[Extracted records]
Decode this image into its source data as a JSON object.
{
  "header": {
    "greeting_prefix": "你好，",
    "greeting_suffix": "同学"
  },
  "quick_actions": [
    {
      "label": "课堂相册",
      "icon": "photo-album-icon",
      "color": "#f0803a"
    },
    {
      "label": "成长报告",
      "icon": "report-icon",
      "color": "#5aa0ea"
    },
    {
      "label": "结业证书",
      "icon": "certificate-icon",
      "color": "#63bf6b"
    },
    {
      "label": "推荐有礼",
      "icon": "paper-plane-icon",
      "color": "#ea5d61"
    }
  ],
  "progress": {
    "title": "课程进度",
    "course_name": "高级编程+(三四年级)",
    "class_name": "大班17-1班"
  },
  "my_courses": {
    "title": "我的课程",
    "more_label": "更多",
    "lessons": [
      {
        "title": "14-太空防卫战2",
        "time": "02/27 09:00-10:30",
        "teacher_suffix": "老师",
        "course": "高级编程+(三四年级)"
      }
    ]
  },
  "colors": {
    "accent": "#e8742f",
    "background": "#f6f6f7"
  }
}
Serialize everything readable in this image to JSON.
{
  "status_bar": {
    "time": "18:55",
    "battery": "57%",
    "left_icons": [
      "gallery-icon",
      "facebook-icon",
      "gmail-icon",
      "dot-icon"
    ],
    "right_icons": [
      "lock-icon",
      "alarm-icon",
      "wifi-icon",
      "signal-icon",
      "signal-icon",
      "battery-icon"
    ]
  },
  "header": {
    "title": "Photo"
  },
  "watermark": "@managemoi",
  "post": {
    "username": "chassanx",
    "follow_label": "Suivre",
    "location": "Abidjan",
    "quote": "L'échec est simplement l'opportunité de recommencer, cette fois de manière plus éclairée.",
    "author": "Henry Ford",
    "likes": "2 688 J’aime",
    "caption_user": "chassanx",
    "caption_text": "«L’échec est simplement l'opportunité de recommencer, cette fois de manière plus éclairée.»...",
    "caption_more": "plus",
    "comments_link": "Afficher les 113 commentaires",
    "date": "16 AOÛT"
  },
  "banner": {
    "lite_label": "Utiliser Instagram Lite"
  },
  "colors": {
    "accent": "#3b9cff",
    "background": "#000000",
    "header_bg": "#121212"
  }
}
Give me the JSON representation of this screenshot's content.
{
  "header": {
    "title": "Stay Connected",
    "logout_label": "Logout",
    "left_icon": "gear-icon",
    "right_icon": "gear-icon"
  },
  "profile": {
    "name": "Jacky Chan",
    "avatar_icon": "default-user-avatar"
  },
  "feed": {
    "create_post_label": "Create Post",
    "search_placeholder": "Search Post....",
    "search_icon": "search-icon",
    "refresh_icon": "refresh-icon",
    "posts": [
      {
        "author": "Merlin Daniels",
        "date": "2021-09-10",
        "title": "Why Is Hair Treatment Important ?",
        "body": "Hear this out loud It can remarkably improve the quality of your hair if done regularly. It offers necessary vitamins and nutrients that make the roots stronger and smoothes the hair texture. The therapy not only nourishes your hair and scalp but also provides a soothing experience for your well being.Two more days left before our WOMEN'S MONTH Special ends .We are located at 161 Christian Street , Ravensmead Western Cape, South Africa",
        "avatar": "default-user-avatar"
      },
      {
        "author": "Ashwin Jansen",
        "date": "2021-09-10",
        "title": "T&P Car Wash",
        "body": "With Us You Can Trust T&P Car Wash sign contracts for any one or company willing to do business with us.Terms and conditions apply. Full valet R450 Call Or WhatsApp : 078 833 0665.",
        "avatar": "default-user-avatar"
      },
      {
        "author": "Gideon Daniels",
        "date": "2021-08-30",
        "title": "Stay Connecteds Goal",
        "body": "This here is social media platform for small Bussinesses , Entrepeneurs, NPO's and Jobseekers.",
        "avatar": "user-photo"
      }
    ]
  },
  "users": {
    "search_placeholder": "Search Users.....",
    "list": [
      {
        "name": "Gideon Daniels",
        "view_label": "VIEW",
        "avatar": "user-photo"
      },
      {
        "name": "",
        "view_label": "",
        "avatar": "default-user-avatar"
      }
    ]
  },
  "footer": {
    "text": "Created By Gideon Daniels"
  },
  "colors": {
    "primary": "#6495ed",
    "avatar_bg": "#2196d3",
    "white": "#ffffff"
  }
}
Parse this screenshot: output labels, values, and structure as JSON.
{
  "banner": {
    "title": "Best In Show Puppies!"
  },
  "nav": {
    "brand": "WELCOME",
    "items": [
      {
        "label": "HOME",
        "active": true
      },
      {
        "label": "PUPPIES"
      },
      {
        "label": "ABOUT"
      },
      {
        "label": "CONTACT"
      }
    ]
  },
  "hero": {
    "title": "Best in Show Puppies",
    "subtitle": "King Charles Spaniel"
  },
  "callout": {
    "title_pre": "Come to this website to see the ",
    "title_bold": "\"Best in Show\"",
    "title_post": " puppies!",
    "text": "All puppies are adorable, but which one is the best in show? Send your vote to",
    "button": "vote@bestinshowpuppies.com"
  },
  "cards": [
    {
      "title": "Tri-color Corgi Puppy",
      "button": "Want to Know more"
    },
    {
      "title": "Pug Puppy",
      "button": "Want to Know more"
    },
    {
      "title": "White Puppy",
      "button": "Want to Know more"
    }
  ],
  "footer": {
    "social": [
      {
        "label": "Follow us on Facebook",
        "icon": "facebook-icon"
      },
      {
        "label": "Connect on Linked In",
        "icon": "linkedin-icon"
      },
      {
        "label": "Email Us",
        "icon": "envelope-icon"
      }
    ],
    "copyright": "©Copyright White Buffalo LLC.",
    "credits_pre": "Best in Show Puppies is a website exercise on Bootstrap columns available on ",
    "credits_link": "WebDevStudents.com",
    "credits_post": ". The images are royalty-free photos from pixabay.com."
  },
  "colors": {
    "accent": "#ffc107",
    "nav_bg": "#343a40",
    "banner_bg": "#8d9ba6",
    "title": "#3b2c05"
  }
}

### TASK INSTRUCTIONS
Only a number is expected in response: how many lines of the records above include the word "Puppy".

### SOLUTION FOR THIS PROBLEM
3